Noonan and Kelly clash over radical plan for housing
Environment Minister Alan Kelly has clashed with Finance Minister Michael Noonan and his officials over his radical new plans for cheaper housing.
Mr Kelly's proposals to offer sweeteners to developers and landlords was the subject of the most heated Budget discussions to date, the Irish Independent has learned.
As revealed yesterday, the plan will see developers compensated by the State in return for selling homes quickly, in large quantities and at below the market rate.
The plan centres on the fact that there are large-scale developers with significant pockets of land which have the potential to accelerate housing supply.
Developers who agree to sell homes at the discount will be compensated by a State scheme, which could cost as much as €180m.
Under Mr Kelly's plan, some 8,650 affordable homes in both Dublin and Cork will be unlocked by the end of 2017 at a cost of €180m to the taxpayer.
However, the proposals surrounding housing were the subject of robust exchanges at a meeting involving Taoiseach Enda Kenny, Mr Noonan, Mr Kelly and senior Government officials.
They met strong resistance from the Department of Finance and other Fine Gael ministers who expressed concern that the plan could "repeat many of the bad mistakes of the past".
"The Department of Finance was not enthusiastic about it, with strong concerns that it is a reward to developers," said one source.
Fine Gael ministers last night reacted with anger at Mr Kelly's "last-minute dropping" of the plan at Cabinet.
"It has certainly annoyed people, coming out of the blue like this.
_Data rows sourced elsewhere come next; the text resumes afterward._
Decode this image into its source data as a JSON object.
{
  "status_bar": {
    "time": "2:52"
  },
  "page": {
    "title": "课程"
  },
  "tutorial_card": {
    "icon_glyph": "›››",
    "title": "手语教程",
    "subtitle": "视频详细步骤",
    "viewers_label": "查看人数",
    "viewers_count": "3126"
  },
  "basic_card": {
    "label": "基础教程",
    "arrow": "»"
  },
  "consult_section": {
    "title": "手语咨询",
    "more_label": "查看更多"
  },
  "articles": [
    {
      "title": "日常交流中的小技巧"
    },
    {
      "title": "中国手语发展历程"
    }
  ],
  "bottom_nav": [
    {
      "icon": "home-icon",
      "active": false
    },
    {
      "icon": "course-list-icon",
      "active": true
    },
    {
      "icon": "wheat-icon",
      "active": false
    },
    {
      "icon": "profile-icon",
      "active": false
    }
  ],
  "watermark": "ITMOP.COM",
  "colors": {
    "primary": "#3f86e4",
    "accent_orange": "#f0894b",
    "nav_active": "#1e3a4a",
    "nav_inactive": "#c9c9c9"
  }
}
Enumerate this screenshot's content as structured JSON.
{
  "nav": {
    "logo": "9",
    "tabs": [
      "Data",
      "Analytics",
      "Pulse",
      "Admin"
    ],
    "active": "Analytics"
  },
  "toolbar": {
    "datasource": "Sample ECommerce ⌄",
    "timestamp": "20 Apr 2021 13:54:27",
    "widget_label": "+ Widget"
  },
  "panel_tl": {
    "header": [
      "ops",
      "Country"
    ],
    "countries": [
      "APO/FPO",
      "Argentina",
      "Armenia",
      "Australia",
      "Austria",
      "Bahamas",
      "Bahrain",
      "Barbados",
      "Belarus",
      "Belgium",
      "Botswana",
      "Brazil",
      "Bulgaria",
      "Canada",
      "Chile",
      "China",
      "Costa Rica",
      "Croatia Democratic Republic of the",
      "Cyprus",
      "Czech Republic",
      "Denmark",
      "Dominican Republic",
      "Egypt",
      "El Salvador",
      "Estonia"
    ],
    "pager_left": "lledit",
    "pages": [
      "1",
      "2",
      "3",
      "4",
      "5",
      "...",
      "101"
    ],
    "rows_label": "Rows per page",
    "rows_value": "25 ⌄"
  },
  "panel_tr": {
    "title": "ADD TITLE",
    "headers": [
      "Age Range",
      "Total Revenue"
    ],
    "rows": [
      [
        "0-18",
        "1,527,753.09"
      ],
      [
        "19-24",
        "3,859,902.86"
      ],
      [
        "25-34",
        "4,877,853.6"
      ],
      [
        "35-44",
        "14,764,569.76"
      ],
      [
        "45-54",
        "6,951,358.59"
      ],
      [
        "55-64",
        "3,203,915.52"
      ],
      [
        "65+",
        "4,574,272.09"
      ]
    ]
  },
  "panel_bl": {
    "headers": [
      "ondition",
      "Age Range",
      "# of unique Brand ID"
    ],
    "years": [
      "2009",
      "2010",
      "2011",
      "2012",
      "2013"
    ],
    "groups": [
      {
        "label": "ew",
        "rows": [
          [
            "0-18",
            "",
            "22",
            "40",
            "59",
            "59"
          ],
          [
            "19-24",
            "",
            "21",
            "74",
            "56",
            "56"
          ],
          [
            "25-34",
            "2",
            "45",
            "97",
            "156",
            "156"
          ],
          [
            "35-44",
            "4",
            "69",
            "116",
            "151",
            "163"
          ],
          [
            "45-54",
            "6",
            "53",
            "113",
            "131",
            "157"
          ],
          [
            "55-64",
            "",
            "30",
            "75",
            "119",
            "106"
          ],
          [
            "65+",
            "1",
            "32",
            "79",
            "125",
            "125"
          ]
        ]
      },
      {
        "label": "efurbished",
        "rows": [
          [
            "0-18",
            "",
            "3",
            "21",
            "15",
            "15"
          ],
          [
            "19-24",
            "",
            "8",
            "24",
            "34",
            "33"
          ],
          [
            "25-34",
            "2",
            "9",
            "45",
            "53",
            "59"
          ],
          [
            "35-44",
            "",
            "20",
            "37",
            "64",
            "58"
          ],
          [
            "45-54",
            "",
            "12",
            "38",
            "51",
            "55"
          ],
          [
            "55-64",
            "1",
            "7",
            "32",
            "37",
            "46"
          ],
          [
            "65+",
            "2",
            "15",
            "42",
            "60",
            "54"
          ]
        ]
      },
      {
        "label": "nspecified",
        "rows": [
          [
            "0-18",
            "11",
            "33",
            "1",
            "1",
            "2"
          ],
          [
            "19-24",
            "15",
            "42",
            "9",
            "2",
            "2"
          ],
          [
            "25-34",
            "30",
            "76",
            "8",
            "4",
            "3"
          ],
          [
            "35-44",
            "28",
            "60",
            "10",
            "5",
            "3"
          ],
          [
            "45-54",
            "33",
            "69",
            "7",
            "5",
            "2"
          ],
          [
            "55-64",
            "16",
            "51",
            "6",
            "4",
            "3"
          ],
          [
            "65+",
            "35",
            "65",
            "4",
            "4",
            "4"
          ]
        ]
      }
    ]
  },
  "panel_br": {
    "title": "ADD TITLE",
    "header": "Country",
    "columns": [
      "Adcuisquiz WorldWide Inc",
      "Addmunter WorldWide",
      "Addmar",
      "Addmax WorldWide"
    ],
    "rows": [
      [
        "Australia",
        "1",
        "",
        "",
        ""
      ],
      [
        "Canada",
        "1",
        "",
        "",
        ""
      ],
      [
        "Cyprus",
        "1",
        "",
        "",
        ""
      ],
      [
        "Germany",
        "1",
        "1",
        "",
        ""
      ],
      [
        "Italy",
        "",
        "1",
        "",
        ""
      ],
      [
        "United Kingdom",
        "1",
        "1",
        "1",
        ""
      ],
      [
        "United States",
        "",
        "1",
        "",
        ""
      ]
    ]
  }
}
A lot of people on our side are scratching their heads," said one Fine Gael minister.
Another senior Government figure described Mr Kelly's plan as "silly".
But a source close to Mr Kelly denied that it was a last-minute addition, saying it had been worked on for almost six months. The source also said that there was a recognition that doing nothing was not an option. While there is a major gap between Mr Noonan and Mr Kelly on what plans finally go ahead, some package is expected to be signed off on Monday, in time for Budget day.
The second phase of Mr Kelly's housing plan, which relates to introducing rent certainty, is likely to secure agreement much earlier.
The measures include incentives for landlords who take tenants off the social housing list, as well as stricter rules surrounding the issue of eviction notices and rent hikes.
In relation to landlords, the plan proposes to provide tax reliefs to those who house low-income families for a minimum of five years. This is to address the crisis of landlords refusing those on rent supplement and other State benefits.
The incentives set to be offered include 100pc interest relief on borrowings for landlords who let for a minimum of five years to welfare recipients.
As previously revealed, rent prices will be linked to the rate of inflation in a bid to tackle spiralling accommodation costs. This will be in place until 2019.